(DATASET Opens)

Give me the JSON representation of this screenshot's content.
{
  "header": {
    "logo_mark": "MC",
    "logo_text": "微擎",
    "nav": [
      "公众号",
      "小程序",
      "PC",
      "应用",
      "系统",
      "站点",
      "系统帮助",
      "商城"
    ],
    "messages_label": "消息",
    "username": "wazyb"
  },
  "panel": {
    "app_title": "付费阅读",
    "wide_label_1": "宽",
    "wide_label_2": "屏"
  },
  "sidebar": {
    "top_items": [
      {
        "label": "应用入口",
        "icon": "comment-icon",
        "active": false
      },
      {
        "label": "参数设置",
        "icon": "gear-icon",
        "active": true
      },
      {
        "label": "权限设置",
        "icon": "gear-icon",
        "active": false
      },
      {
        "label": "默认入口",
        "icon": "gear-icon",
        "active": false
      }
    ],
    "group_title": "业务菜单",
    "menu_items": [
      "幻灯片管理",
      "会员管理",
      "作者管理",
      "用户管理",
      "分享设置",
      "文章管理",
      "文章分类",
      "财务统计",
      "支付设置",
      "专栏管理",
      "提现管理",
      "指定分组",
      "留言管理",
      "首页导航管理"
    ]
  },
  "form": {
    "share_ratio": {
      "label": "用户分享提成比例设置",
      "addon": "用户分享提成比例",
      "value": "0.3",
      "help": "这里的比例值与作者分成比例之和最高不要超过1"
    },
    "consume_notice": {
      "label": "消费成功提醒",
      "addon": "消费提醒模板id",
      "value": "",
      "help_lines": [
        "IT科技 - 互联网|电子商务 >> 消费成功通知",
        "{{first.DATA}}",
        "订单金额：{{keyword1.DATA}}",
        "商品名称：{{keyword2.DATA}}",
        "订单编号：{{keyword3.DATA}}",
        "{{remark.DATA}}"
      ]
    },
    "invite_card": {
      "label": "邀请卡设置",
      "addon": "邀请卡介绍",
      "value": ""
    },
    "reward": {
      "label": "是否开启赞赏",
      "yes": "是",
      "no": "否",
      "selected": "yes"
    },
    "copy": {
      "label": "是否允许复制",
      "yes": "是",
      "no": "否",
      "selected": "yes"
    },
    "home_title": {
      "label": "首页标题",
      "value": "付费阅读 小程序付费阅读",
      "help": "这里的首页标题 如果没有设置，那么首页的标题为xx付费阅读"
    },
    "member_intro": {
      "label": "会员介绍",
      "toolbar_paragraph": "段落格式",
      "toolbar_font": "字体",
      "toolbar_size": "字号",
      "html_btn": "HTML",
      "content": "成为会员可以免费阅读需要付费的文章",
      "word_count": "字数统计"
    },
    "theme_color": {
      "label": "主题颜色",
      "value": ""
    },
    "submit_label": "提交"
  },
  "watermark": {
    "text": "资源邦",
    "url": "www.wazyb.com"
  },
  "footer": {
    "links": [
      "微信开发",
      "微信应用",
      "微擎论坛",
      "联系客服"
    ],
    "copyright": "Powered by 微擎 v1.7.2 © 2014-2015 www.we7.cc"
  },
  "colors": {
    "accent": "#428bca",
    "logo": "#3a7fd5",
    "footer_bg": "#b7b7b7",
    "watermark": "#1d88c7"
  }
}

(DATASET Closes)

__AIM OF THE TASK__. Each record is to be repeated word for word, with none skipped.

__SOLVED PROBLEM__.
Give me the JSON representation of this screenshot's content.
{
  "header": {
    "logo_mark": "MC",
    "logo_text": "微擎",
    "nav": [
      "公众号",
      "小程序",
      "PC",
      "应用",
      "系统",
      "站点",
      "系统帮助",
      "商城"
    ],
    "messages_label": "消息",
    "username": "wazyb"
  },
  "panel": {
    "app_title": "付费阅读",
    "wide_label_1": "宽",
    "wide_label_2": "屏"
  },
  "sidebar": {
    "top_items": [
      {
        "label": "应用入口",
        "icon": "comment-icon",
        "active": false
      },
      {
        "label": "参数设置",
        "icon": "gear-icon",
        "active": true
      },
      {
        "label": "权限设置",
        "icon": "gear-icon",
        "active": false
      },
      {
        "label": "默认入口",
        "icon": "gear-icon",
        "active": false
      }
    ],
    "group_title": "业务菜单",
    "menu_items": [
      "幻灯片管理",
      "会员管理",
      "作者管理",
      "用户管理",
      "分享设置",
      "文章管理",
      "文章分类",
      "财务统计",
      "支付设置",
      "专栏管理",
      "提现管理",
      "指定分组",
      "留言管理",
      "首页导航管理"
    ]
  },
  "form": {
    "share_ratio": {
      "label": "用户分享提成比例设置",
      "addon": "用户分享提成比例",
      "value": "0.3",
      "help": "这里的比例值与作者分成比例之和最高不要超过1"
    },
    "consume_notice": {
      "label": "消费成功提醒",
      "addon": "消费提醒模板id",
      "value": "",
      "help_lines": [
        "IT科技 - 互联网|电子商务 >> 消费成功通知",
        "{{first.DATA}}",
        "订单金额：{{keyword1.DATA}}",
        "商品名称：{{keyword2.DATA}}",
        "订单编号：{{keyword3.DATA}}",
        "{{remark.DATA}}"
      ]
    },
    "invite_card": {
      "label": "邀请卡设置",
      "addon": "邀请卡介绍",
      "value": ""
    },
    "reward": {
      "label": "是否开启赞赏",
      "yes": "是",
      "no": "否",
      "selected": "yes"
    },
    "copy": {
      "label": "是否允许复制",
      "yes": "是",
      "no": "否",
      "selected": "yes"
    },
    "home_title": {
      "label": "首页标题",
      "value": "付费阅读 小程序付费阅读",
      "help": "这里的首页标题 如果没有设置，那么首页的标题为xx付费阅读"
    },
    "member_intro": {
      "label": "会员介绍",
      "toolbar_paragraph": "段落格式",
      "toolbar_font": "字体",
      "toolbar_size": "字号",
      "html_btn": "HTML",
      "content": "成为会员可以免费阅读需要付费的文章",
      "word_count": "字数统计"
    },
    "theme_color": {
      "label": "主题颜色",
      "value": ""
    },
    "submit_label": "提交"
  },
  "watermark": {
    "text": "资源邦",
    "url": "www.wazyb.com"
  },
  "footer": {
    "links": [
      "微信开发",
      "微信应用",
      "微擎论坛",
      "联系客服"
    ],
    "copyright": "Powered by 微擎 v1.7.2 © 2014-2015 www.we7.cc"
  },
  "colors": {
    "accent": "#428bca",
    "logo": "#3a7fd5",
    "footer_bg": "#b7b7b7",
    "watermark": "#1d88c7"
  }
}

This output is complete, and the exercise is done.